The problem: Where does the string "name" occur in the records below? Copy every line that holds it.
*****
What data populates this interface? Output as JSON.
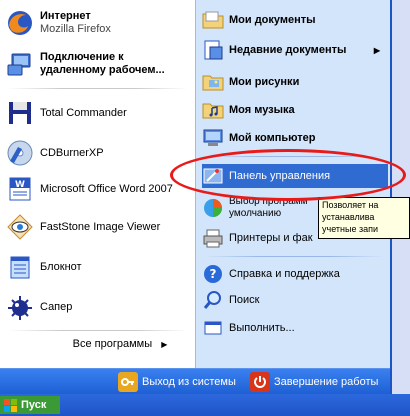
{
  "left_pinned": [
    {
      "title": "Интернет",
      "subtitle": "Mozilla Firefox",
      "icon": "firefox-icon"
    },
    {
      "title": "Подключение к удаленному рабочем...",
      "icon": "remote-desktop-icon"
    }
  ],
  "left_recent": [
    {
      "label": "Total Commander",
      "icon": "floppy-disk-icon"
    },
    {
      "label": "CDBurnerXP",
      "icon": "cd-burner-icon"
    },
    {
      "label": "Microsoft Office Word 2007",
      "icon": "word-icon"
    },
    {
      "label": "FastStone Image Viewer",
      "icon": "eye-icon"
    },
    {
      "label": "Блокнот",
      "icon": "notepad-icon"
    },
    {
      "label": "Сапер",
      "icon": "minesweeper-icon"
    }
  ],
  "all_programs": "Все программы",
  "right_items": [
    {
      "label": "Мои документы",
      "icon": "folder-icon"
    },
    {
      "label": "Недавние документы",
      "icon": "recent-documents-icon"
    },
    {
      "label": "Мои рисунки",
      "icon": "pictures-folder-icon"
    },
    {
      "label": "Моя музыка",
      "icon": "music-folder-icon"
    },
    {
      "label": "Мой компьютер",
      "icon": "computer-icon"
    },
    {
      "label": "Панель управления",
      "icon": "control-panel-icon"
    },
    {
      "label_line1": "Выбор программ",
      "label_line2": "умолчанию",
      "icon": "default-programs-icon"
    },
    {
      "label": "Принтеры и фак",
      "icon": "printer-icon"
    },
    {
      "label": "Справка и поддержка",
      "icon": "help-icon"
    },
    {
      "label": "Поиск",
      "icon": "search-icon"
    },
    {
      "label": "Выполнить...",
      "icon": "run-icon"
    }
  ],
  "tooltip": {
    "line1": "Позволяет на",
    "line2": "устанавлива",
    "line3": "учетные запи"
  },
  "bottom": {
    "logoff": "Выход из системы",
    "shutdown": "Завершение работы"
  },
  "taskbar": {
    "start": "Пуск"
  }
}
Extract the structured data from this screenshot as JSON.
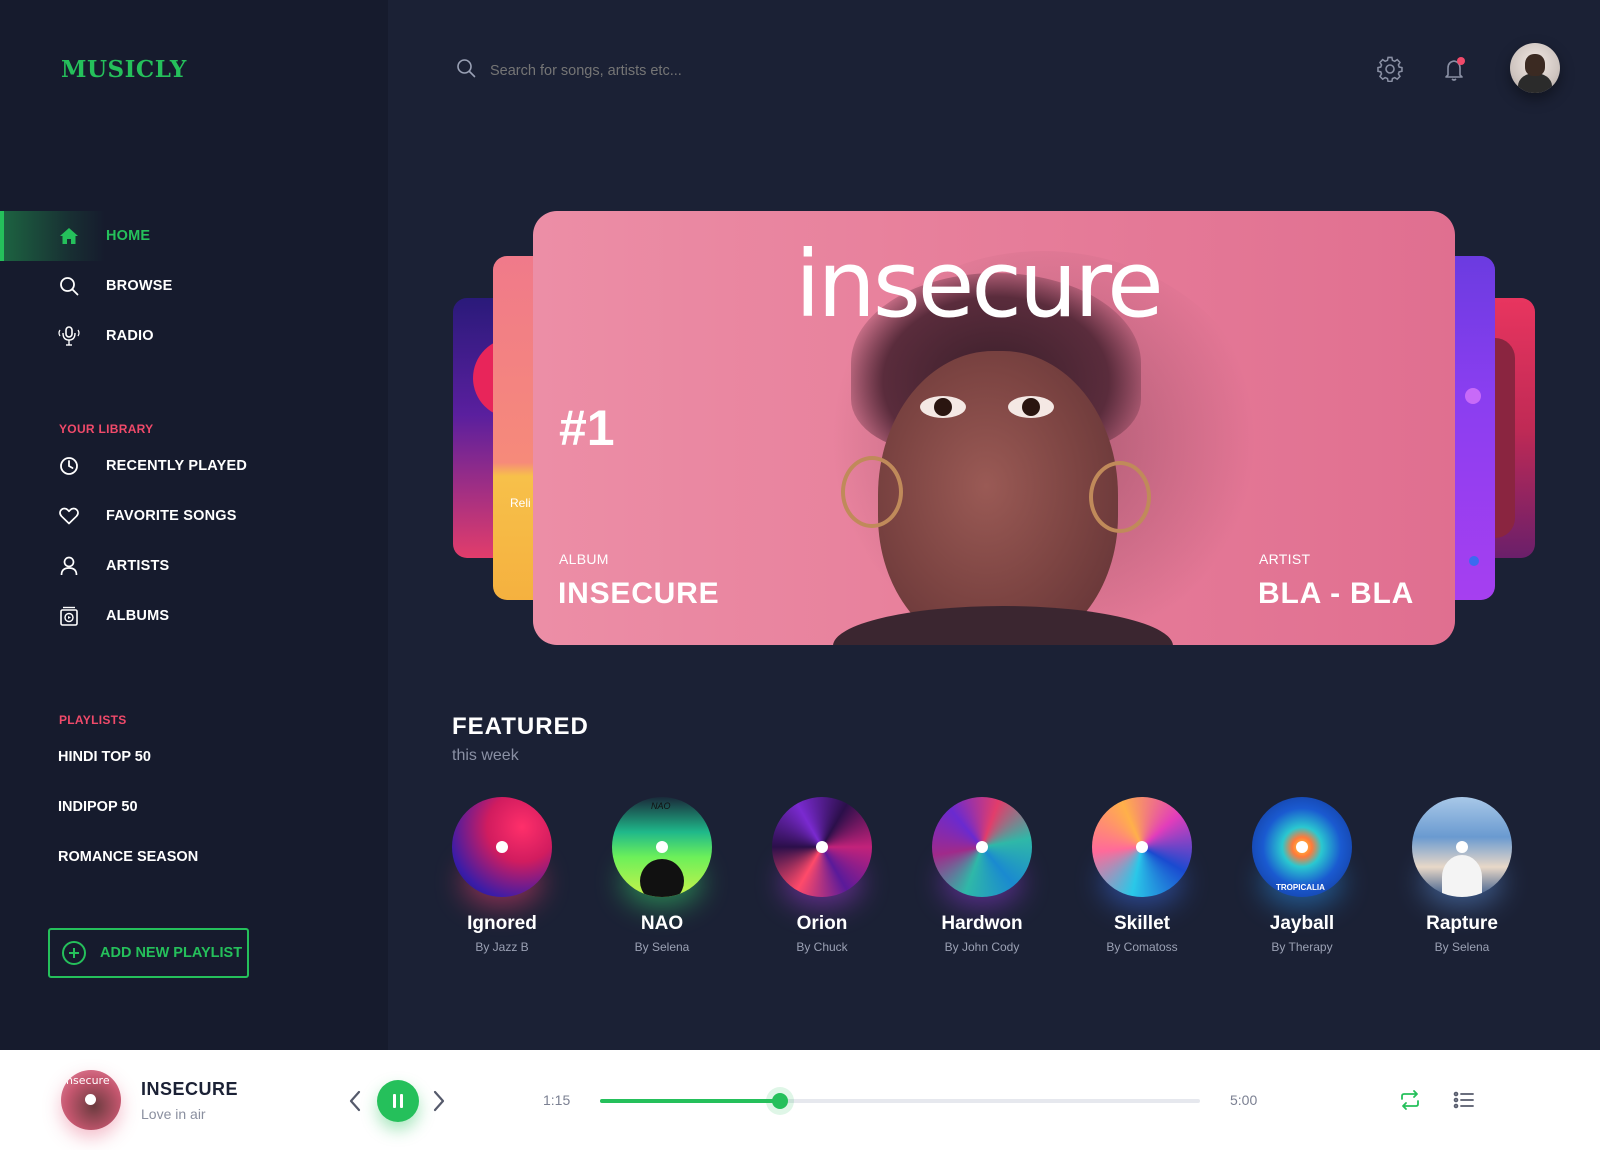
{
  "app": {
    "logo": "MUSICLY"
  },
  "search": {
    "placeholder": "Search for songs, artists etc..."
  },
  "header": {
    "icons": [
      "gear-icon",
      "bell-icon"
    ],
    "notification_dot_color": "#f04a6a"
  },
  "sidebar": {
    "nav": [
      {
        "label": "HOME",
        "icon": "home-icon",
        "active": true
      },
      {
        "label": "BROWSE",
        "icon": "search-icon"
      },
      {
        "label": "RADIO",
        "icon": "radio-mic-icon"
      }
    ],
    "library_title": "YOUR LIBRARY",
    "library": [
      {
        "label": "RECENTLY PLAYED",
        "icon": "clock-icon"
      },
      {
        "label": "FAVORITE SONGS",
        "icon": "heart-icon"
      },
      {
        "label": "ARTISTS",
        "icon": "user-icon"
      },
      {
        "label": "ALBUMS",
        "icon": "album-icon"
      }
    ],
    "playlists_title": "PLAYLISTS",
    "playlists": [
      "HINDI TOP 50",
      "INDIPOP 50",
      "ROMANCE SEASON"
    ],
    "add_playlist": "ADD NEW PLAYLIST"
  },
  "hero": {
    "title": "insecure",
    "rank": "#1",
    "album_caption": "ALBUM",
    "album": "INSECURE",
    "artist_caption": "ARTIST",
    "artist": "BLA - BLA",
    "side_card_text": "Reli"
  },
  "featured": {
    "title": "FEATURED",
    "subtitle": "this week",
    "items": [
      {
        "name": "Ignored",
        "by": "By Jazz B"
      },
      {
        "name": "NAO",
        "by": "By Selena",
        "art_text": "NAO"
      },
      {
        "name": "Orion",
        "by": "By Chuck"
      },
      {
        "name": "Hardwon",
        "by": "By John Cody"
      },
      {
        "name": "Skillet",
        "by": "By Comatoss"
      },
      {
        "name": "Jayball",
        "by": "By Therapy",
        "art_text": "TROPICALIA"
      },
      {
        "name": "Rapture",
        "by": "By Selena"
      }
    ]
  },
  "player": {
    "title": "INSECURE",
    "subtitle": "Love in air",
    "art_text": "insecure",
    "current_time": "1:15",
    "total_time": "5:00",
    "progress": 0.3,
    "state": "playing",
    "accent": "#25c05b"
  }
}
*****
Expected output:
        "name": "Ignored",
        "name": "NAO",
        "name": "Orion",
        "name": "Hardwon",
        "name": "Skillet",
        "name": "Jayball",
        "name": "Rapture",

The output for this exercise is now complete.